ToString behavior for Color

For C# and Microsoft Visual Basic, the language support for the Color structure provides a behavior for ToString that serializes the values of the ARGB data properties into a single string. The string representations of Color values are similar to XAML attribute string syntax for specifying Color values in markup. It is the syntax that is most commonly used by designer tools to specify a (non-named) Color. The string is in the form #AARRGGBB, where each letter pair represents one of the color channels as a value between 00 and FF. Each letter pair is interpreted as if it were a hex value and thus represents a value between 0 and 255. The string always starts with a hash (#). For example, the string form of the color where A=255, R=0, G=128, B=255 is "#FF0080FF". For named colors you get the serialized string and not the constant name; for example calling ToString on Colors.Blue gives "#FF0000FF".


Visual C++ component extensions (C++/CX) doesn't use nondata members of Color, and doesn't enable this form of string returned from ToString(). The ToString() value returned from Visual C++ component extensions (C++/CX) for a Color is the unmodified Platform::Object::ToString behavior, which gives a representation of the type (boxed by IReference ) and does not indicate the value.


Here's the syntax for defining a Color value as a resource in a XAML ResourceDictionary. You'd typically only need this if you are defining a color that is not already one of the 250+ colors provided as the values in the Colors class, and you want to use the XAML resource system as enforcement that you're using the same color in multiple areas of your app UI. Note the x:Key attribute, required when you define a XAML resource.

    <Color x:Key="SlightlyOffBlue">#FF0000E8</Color>
<!-- example reference to the resource, make sure is a property that is really Color not Brush-->
      <ColorAnimation Storyboard.TargetName="mySolidColorBrush"
        Storyboard.TargetProperty="Color" To="{StaticResource SlightlyOffBlue}" Duration="0:0:4"/>

This code shows a two-way converter for SolidColorBrush and Color values. This can be useful for databinding scenarios, because it implements the IValueConverter pattern that the Converter property of a data binding can use, and you can then bind a SolidColorBrush source to a Color target and vice versa. To see this code in context, see the source for the SwapChainPanel sample.

    class BrushConverter : IValueConverter
        public object Convert(object value, Type targetType, object parameter, string language)
            return new SolidColorBrush((value is Color) ? (Color)value : Colors.Black);

        public object ConvertBack(object value, Type targetType, object parameter, string language)
            return (value is SolidColorBrush) ? (value as SolidColorBrush).Color : Colors.Black;



Gets or sets the sRGB alpha channel value of the color.

public field byte Apublic field byte APublic Field A

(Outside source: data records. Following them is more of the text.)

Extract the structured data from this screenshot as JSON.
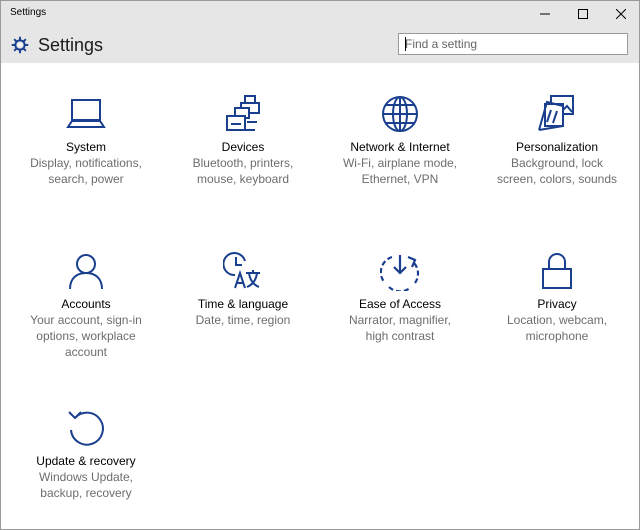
{
  "window": {
    "title": "Settings"
  },
  "header": {
    "heading": "Settings",
    "search_placeholder": "Find a setting"
  },
  "colors": {
    "accent": "#1a3f8f",
    "titlebar": "#e6e6e6"
  },
  "tiles": [
    {
      "label": "System",
      "description": "Display, notifications,\nsearch, power",
      "icon": "laptop-icon"
    },
    {
      "label": "Devices",
      "description": "Bluetooth, printers,\nmouse, keyboard",
      "icon": "devices-icon"
    },
    {
      "label": "Network & Internet",
      "description": "Wi-Fi, airplane mode,\nEthernet, VPN",
      "icon": "globe-icon"
    },
    {
      "label": "Personalization",
      "description": "Background, lock\nscreen, colors, sounds",
      "icon": "personalization-icon"
    },
    {
      "label": "Accounts",
      "description": "Your account, sign-in\noptions, workplace\naccount",
      "icon": "person-icon"
    },
    {
      "label": "Time & language",
      "description": "Date, time, region",
      "icon": "clock-language-icon"
    },
    {
      "label": "Ease of Access",
      "description": "Narrator, magnifier,\nhigh contrast",
      "icon": "ease-of-access-icon"
    },
    {
      "label": "Privacy",
      "description": "Location, webcam,\nmicrophone",
      "icon": "lock-icon"
    },
    {
      "label": "Update & recovery",
      "description": "Windows Update,\nbackup, recovery",
      "icon": "refresh-icon"
    }
  ]
}
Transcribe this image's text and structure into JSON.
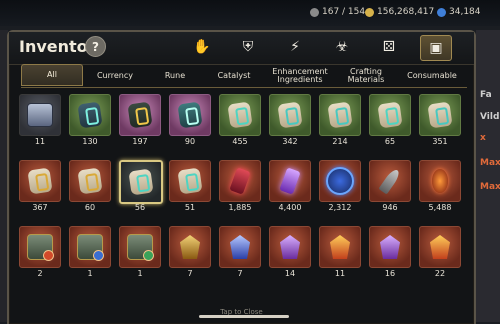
{
  "topbar": {
    "energy": "167 / 154",
    "silver": "156,268,417",
    "gems": "34,184"
  },
  "side": {
    "right_labels": [
      "Fa",
      "Vildri",
      "x",
      "Max",
      "Max"
    ]
  },
  "inventory": {
    "title": "Inventory",
    "help": "?",
    "category_icons": [
      {
        "name": "gauntlet-icon",
        "glyph": "✋"
      },
      {
        "name": "shield-icon",
        "glyph": "⛨"
      },
      {
        "name": "lightning-icon",
        "glyph": "⚡"
      },
      {
        "name": "monster-icon",
        "glyph": "☣"
      },
      {
        "name": "dice-icon",
        "glyph": "⚄"
      },
      {
        "name": "chest-icon",
        "glyph": "▣"
      }
    ],
    "tabs": [
      "All",
      "Currency",
      "Rune",
      "Catalyst",
      "Enhancement Ingredients",
      "Crafting Materials",
      "Consumable"
    ],
    "active_tab": "All",
    "items": [
      [
        "11",
        "130",
        "197",
        "90",
        "455",
        "342",
        "214",
        "65",
        "351"
      ],
      [
        "367",
        "60",
        "56",
        "51",
        "1,885",
        "4,400",
        "2,312",
        "946",
        "5,488"
      ],
      [
        "2",
        "1",
        "1",
        "7",
        "7",
        "14",
        "11",
        "16",
        "22"
      ]
    ],
    "footer": "Tap to Close"
  }
}
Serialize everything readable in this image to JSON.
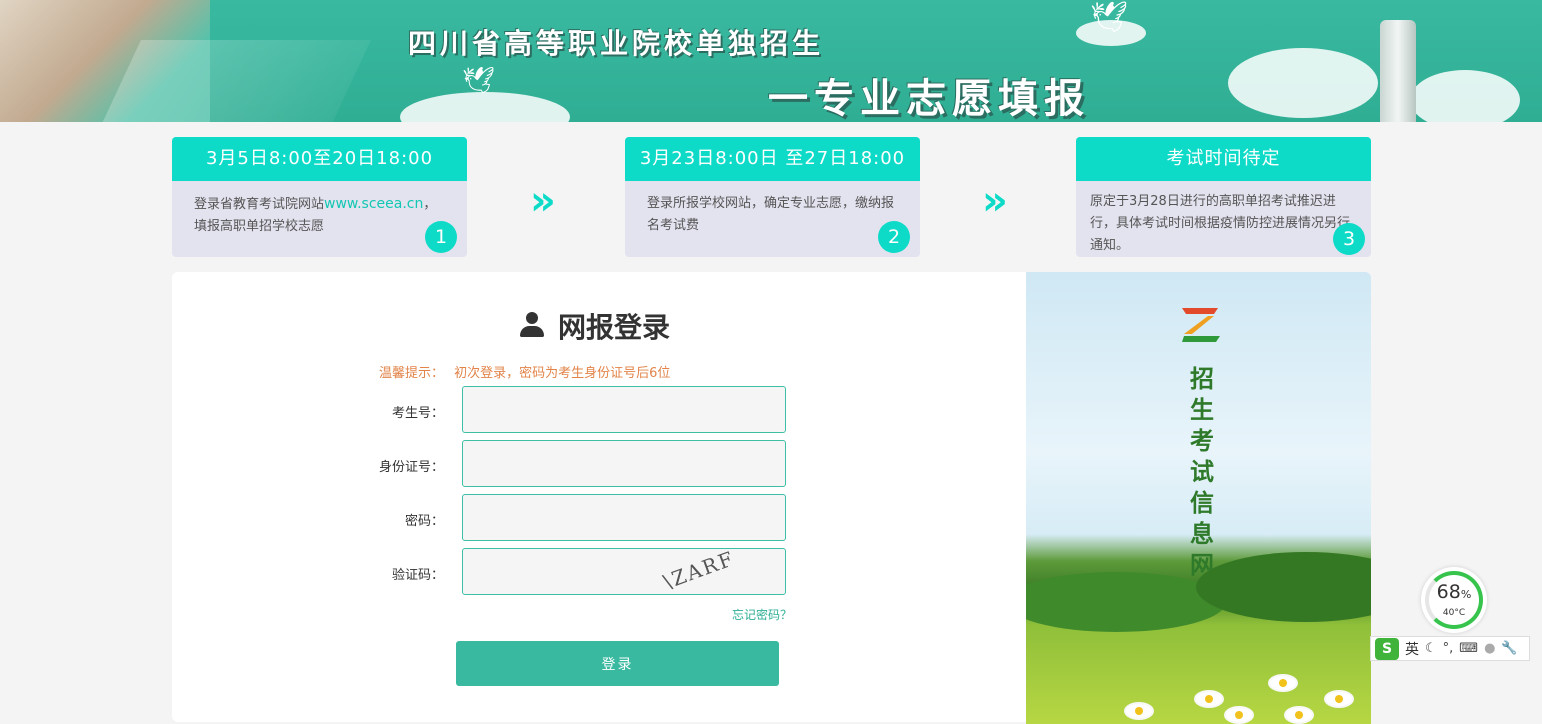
{
  "banner": {
    "title_line1": "四川省高等职业院校单独招生",
    "title_line2": "一专业志愿填报"
  },
  "steps": [
    {
      "time": "3月5日8:00至20日18:00",
      "text_before_link": "登录省教育考试院网站",
      "link": "www.sceea.cn",
      "text_after_link": "，填报高职单招学校志愿",
      "number": "1"
    },
    {
      "time": "3月23日8:00日 至27日18:00",
      "text": "登录所报学校网站，确定专业志愿，缴纳报名考试费",
      "number": "2"
    },
    {
      "time": "考试时间待定",
      "text": "原定于3月28日进行的高职单招考试推迟进行，具体考试时间根据疫情防控进展情况另行通知。",
      "number": "3"
    }
  ],
  "arrows": [
    "»",
    "»"
  ],
  "login": {
    "title": "网报登录",
    "tip_label": "温馨提示：",
    "tip_text": "初次登录，密码为考生身份证号后6位",
    "fields": [
      {
        "label": "考生号：",
        "value": ""
      },
      {
        "label": "身份证号：",
        "value": ""
      },
      {
        "label": "密码：",
        "value": ""
      },
      {
        "label": "验证码：",
        "value": ""
      }
    ],
    "captcha_text": "\\ZARF",
    "forgot": "忘记密码？",
    "submit": "登录"
  },
  "poster": {
    "vertical_title": "招生考试信息网"
  },
  "widgets": {
    "gauge_percent": "68",
    "gauge_percent_sign": "%",
    "gauge_temp": "40°C",
    "ime_label": "英"
  },
  "colors": {
    "banner": "#39b9a0",
    "step_header": "#0ddbc8",
    "step_body": "#e3e2ef",
    "tip": "#e2844a",
    "button": "#39b9a0",
    "poster_title": "#2f7a2a"
  }
}
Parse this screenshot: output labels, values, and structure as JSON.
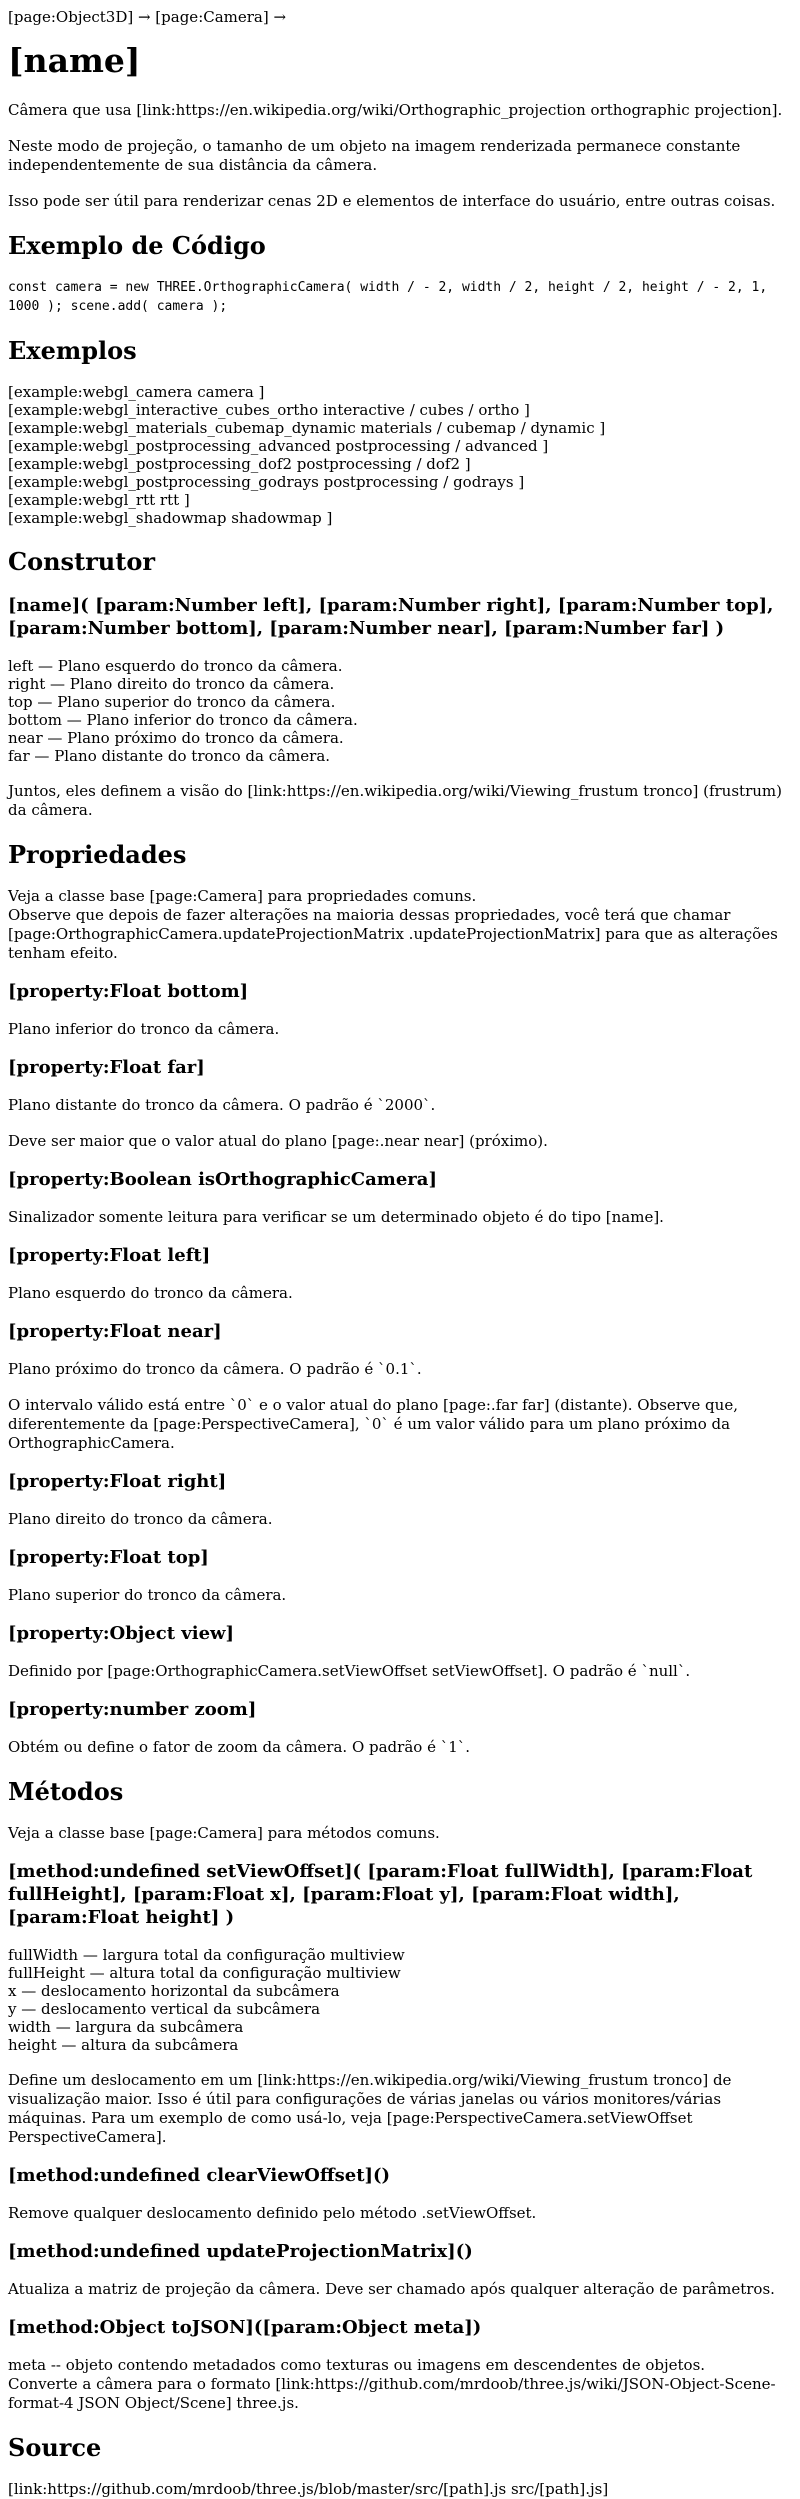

Gets or sets the sRGB blue channel value of the color.

public field byte Bpublic field byte BPublic Field B


Gets or sets the sRGB green channel value of the color.

public field byte Gpublic field byte GPublic Field G


Gets or sets the sRGB red channel value of the color.

public field byte Rpublic field byte RPublic Field R

See Also